Tuesday, April 21, 2015

Open Science

Ideally, where possible, data from scientific experiments, especially published work, should be accessible so that at the very least other researchers can attempt to reproduce your results. I think this is especially true in computational projects, and in that case ideally the source code of the software you used should be accessible.

Another good reason to make experimental data available is that that there are many groups working in scientific computing and applied mathematics without good contacts with experimental researchers, and indeed vice versa. Furthermore widely accessible data sets mean that groups can compare their algorithms and software on the same data set to give a more objective comparison.

CERN's web site Zenodo is an excellent resource for exchange of open data. It is free to use and gives a Digital Object Identifier DOI for the data, making it citable.

In the EIDORS project we have had a data repository for a while now and included some classic data sets including the first EIT (electrical impedance tomography) data of a human, Rod Smallwood's arm. testing the water I transferred the data to Zenodo here.  I think in the future EIDORS contributed data sets might go this way with a link from the EIDORS web site.

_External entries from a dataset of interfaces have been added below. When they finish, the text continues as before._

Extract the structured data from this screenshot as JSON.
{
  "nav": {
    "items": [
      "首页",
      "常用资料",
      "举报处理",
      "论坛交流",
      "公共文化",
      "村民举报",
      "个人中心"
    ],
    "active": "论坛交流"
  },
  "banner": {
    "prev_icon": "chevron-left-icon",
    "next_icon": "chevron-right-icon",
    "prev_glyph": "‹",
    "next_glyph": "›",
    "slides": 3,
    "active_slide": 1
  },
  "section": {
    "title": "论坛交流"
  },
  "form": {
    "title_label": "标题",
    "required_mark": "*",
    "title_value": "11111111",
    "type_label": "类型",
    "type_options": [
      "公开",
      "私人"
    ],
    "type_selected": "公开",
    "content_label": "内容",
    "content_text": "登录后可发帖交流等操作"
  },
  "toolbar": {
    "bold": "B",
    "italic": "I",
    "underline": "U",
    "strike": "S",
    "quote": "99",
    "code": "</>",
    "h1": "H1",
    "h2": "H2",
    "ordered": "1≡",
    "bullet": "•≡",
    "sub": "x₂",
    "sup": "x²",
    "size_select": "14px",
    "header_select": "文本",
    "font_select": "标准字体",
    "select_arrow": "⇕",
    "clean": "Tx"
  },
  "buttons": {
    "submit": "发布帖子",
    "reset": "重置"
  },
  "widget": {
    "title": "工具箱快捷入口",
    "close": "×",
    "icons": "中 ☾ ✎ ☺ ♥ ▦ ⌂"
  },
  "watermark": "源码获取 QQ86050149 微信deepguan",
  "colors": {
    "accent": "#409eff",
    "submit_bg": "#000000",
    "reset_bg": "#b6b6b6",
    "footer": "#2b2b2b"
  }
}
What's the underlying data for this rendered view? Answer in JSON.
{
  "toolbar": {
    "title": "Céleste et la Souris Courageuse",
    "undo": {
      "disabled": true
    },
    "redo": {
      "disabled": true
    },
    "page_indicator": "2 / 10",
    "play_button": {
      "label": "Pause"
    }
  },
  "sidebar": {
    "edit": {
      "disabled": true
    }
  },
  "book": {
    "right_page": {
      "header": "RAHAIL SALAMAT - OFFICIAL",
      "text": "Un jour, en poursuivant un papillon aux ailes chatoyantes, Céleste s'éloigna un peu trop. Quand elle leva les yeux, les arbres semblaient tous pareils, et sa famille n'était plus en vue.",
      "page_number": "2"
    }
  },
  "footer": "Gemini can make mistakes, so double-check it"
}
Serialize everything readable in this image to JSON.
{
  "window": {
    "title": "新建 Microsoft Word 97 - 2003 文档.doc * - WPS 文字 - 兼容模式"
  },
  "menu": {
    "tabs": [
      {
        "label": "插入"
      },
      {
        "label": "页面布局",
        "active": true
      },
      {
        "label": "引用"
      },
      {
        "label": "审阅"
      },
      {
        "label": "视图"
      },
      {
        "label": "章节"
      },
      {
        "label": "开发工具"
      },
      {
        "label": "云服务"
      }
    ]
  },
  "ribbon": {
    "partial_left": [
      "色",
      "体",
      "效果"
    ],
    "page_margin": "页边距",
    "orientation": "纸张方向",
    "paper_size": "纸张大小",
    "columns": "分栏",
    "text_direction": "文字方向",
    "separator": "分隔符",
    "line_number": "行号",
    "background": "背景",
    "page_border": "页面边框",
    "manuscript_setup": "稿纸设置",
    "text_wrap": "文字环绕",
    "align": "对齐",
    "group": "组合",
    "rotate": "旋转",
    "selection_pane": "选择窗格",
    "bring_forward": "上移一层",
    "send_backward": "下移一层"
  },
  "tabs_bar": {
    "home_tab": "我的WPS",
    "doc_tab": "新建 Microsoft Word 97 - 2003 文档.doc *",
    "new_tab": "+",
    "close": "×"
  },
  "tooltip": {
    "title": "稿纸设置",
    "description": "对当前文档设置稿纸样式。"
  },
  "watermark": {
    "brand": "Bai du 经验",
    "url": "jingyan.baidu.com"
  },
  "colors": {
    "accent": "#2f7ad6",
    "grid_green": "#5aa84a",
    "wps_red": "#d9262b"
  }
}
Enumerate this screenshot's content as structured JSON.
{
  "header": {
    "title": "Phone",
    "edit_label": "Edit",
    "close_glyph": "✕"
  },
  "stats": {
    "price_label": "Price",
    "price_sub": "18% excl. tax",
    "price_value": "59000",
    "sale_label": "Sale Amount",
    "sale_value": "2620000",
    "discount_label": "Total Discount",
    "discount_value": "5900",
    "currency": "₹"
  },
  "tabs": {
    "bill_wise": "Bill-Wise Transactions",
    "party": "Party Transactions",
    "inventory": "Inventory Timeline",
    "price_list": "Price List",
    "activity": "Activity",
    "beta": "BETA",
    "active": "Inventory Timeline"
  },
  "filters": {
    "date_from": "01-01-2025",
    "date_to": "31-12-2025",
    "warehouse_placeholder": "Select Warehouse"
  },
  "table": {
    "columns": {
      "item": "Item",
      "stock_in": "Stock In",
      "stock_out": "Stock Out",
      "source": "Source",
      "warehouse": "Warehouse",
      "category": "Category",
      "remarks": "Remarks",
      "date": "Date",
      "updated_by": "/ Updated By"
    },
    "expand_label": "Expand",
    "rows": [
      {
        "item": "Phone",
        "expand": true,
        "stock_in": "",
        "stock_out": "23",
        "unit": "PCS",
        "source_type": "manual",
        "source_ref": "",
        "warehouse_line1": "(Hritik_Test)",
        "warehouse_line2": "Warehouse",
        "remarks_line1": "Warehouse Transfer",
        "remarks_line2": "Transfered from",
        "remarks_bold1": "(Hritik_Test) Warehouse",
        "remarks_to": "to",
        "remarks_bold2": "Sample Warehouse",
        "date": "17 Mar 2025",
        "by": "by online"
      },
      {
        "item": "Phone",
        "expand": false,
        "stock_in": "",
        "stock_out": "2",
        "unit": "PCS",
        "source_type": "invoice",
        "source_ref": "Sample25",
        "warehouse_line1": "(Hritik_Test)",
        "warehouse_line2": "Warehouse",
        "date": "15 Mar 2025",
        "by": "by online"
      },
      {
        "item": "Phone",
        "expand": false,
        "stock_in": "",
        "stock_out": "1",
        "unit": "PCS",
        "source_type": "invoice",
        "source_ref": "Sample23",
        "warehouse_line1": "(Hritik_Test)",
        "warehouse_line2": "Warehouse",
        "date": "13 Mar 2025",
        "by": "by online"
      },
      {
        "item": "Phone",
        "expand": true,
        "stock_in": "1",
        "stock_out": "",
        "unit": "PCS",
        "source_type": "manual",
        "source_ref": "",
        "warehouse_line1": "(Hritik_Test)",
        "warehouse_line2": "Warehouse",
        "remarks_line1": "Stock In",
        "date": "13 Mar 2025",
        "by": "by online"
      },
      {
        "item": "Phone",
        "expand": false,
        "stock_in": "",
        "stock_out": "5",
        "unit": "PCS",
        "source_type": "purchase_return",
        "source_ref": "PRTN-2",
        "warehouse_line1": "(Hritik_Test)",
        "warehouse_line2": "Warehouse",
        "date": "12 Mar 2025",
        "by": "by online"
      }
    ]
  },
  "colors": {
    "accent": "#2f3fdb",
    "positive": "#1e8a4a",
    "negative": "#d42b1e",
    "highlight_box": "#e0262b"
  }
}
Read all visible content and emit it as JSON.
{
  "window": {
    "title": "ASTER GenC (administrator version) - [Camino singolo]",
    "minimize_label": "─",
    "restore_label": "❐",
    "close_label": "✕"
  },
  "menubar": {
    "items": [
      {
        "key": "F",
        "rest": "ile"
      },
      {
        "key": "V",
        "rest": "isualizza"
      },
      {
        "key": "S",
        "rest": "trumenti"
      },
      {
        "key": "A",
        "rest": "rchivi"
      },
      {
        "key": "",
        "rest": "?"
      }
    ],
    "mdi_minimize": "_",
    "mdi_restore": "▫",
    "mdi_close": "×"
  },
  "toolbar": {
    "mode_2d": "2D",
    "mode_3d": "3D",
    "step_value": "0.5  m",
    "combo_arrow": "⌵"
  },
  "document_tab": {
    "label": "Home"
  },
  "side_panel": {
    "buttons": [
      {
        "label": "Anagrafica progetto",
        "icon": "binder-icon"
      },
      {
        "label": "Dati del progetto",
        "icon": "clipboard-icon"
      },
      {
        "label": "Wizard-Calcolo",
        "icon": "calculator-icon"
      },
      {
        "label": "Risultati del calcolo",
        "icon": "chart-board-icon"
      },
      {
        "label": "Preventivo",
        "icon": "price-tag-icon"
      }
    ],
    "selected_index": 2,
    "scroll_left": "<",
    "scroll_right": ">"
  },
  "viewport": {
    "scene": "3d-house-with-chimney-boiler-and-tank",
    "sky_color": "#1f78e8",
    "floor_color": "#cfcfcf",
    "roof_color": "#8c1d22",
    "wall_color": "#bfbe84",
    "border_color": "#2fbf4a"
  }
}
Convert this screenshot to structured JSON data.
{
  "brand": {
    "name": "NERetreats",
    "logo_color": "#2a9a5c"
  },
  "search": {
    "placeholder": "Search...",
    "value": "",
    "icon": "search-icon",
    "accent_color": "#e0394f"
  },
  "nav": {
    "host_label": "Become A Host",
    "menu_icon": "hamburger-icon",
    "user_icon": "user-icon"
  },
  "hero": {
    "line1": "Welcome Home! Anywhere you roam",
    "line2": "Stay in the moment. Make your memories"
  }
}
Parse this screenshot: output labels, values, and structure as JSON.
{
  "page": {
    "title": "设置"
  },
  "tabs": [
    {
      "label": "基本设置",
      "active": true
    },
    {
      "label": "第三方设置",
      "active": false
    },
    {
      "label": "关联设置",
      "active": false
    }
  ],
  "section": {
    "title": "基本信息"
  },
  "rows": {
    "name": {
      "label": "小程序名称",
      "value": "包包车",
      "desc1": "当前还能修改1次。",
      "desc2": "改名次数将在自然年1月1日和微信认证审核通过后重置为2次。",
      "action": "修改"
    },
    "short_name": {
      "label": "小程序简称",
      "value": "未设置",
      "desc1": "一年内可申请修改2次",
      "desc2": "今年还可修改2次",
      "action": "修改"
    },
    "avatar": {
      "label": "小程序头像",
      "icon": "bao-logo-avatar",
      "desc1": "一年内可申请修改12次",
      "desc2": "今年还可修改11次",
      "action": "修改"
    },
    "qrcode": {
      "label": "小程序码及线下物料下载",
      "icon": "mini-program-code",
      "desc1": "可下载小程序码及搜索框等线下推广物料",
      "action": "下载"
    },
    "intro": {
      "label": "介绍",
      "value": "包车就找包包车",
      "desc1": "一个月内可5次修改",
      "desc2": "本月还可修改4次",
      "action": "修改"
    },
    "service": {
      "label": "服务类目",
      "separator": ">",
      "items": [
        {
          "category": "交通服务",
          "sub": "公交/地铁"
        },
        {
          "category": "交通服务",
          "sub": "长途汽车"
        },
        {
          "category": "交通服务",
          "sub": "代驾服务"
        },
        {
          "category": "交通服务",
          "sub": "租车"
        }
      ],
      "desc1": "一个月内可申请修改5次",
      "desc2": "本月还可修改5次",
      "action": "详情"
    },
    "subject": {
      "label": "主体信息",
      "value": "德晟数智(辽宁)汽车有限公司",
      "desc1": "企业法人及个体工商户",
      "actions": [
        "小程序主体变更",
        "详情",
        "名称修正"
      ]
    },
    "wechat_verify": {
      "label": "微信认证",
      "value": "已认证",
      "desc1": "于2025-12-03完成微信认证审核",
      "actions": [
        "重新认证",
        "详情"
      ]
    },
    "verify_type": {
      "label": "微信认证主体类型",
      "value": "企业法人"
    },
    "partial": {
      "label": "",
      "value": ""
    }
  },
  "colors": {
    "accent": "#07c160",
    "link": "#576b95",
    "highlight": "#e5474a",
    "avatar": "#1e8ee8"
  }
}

My student Sophia Coban recently created a data set of glass beads using the x-ray CT facility in the Henry Mosley Centre here in Manchester. Her data set SophiaBeads is now on Zenodo, with a separate entry for the source code of demo reconstructions. The source code is a single release taken from GitHub, and archived on Zenodo which gives it a DOI.

I am still trying out these open science ideas myself, but I just uploaded my own MRI head scan to Zenodo. Some of my colleagues might think this is too open. Perhaps I want my head examining?  Well why not! However there appears to be nothing especially wrong with my brain, and we will use it as a test for some segmentation and meshing algorithms.

Thumb nail image from MRI of my head.


Blogger priestly said...

You got the MRI scan performed on your head for free?
I would like to get one too.

4:17 AM  
Blogger Billlion said...

Yes, but there was a clinical need so it was done on the NHS. Fortunately it showed nothing was wrong. At this hospital at least for £10 they give you the DICOM file on a DVD. To do an MRI on a research grant or privately costs a few hundred pounds.

2:40 PM  

Post a Comment

<< Home